*** Extracted data ***

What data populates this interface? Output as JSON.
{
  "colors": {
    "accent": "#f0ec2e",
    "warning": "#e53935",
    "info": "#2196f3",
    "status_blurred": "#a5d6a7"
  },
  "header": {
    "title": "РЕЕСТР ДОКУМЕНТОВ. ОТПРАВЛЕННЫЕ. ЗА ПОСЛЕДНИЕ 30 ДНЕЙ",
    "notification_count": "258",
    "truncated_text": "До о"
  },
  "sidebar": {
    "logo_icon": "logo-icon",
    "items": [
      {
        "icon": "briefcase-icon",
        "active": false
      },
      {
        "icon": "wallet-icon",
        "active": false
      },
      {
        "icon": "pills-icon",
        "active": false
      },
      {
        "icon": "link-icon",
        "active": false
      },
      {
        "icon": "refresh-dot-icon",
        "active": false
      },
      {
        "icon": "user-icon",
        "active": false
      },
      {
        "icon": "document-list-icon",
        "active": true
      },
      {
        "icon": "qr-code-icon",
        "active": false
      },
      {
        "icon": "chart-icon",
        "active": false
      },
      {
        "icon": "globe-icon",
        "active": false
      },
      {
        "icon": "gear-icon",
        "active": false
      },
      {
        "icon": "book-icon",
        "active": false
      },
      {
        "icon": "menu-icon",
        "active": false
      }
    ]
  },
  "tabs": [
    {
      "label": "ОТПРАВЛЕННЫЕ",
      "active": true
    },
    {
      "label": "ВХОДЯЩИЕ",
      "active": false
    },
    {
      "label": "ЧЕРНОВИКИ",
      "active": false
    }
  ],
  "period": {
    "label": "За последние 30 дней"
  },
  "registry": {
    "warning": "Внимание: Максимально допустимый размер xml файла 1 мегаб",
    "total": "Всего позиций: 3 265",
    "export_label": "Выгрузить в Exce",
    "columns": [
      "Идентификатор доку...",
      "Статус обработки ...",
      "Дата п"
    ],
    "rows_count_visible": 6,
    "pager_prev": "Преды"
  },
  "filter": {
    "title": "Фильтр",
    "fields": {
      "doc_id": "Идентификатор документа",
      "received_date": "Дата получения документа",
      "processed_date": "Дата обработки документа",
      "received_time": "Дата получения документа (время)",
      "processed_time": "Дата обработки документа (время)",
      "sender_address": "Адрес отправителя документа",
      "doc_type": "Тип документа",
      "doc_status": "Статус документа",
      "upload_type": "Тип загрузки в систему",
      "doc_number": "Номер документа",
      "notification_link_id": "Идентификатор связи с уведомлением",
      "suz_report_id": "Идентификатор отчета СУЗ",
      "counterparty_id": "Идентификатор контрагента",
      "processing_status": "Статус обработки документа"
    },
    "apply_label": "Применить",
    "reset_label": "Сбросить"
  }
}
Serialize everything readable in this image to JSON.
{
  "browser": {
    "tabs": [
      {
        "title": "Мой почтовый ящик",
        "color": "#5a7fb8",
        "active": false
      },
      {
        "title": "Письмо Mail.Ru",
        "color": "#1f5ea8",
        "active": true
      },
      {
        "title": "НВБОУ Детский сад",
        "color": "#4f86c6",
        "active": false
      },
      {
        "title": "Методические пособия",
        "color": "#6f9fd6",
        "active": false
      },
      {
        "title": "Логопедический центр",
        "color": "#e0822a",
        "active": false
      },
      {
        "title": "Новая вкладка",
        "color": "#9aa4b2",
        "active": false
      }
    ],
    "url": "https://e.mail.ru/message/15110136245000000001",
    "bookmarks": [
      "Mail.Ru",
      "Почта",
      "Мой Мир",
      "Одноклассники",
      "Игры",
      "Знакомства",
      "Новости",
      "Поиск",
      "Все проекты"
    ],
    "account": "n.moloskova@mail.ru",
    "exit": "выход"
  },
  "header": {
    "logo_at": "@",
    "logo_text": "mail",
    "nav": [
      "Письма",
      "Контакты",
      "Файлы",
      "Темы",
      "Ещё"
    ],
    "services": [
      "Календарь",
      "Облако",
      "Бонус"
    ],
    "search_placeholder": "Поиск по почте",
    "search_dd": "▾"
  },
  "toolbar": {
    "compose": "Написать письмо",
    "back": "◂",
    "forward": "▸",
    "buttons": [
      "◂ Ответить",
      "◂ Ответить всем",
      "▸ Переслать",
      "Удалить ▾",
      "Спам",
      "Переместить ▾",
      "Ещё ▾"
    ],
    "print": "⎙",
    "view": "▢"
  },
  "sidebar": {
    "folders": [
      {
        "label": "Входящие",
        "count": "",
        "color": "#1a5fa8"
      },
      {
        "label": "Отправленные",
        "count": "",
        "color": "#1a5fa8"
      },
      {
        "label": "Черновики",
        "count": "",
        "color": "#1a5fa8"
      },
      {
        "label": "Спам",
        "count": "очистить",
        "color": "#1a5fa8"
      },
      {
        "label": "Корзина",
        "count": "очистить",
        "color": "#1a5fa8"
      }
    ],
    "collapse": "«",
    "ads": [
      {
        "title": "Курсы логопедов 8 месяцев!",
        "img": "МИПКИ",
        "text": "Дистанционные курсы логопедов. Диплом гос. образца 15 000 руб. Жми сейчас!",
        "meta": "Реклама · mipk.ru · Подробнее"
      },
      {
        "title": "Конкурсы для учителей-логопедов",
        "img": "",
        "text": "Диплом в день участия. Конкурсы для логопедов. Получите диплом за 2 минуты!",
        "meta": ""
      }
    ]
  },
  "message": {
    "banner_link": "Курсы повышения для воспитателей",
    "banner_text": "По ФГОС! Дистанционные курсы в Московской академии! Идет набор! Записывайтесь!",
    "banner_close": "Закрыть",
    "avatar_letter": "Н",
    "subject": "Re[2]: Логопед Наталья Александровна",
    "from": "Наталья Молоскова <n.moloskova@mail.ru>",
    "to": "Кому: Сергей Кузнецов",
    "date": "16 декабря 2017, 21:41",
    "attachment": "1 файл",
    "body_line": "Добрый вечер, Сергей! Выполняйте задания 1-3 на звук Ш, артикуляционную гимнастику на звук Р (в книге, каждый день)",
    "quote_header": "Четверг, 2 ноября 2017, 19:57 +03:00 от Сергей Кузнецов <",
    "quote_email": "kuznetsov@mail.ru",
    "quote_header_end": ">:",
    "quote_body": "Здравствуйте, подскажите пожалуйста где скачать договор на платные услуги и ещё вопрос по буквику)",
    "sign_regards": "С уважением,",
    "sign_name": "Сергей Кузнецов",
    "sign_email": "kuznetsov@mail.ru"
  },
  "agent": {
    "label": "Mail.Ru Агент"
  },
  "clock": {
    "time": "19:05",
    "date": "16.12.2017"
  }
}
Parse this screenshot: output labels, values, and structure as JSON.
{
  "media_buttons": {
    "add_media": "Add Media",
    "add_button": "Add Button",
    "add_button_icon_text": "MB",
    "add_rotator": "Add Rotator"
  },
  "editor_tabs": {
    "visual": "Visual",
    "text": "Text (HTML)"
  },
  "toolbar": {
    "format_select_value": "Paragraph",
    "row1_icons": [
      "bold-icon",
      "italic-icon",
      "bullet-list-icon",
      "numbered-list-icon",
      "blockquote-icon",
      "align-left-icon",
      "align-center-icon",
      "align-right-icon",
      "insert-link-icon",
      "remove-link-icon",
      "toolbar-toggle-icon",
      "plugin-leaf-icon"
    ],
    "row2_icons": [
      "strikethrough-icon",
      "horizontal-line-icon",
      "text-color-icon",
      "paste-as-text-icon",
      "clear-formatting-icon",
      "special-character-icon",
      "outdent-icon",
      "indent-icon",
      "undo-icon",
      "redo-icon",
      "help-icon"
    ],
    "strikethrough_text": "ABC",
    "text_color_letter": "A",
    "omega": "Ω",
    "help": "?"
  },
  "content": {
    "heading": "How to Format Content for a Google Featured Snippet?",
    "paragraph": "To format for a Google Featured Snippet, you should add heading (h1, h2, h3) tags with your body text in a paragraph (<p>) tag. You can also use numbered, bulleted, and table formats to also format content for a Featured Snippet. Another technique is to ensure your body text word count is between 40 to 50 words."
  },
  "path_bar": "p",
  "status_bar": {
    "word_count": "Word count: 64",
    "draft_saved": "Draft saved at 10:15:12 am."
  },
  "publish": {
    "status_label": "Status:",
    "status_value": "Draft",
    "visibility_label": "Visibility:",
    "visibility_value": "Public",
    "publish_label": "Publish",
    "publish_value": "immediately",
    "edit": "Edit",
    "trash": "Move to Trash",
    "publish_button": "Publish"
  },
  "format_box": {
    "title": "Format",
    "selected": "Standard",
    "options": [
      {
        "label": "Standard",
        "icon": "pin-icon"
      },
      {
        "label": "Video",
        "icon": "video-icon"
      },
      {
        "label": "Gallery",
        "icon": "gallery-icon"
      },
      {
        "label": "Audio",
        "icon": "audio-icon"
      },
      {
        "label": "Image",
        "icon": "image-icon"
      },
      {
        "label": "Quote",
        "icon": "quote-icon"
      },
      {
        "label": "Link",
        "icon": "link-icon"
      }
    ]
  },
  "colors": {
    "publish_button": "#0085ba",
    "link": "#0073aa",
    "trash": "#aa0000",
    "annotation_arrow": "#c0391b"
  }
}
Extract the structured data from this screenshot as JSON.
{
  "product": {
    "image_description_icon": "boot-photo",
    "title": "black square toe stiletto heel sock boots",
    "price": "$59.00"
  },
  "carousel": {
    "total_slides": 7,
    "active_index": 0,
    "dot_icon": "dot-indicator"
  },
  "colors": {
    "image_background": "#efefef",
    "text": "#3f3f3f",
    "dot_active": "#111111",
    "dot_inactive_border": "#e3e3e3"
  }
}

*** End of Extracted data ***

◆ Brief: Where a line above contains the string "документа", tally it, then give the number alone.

◆ Exercise answer: 10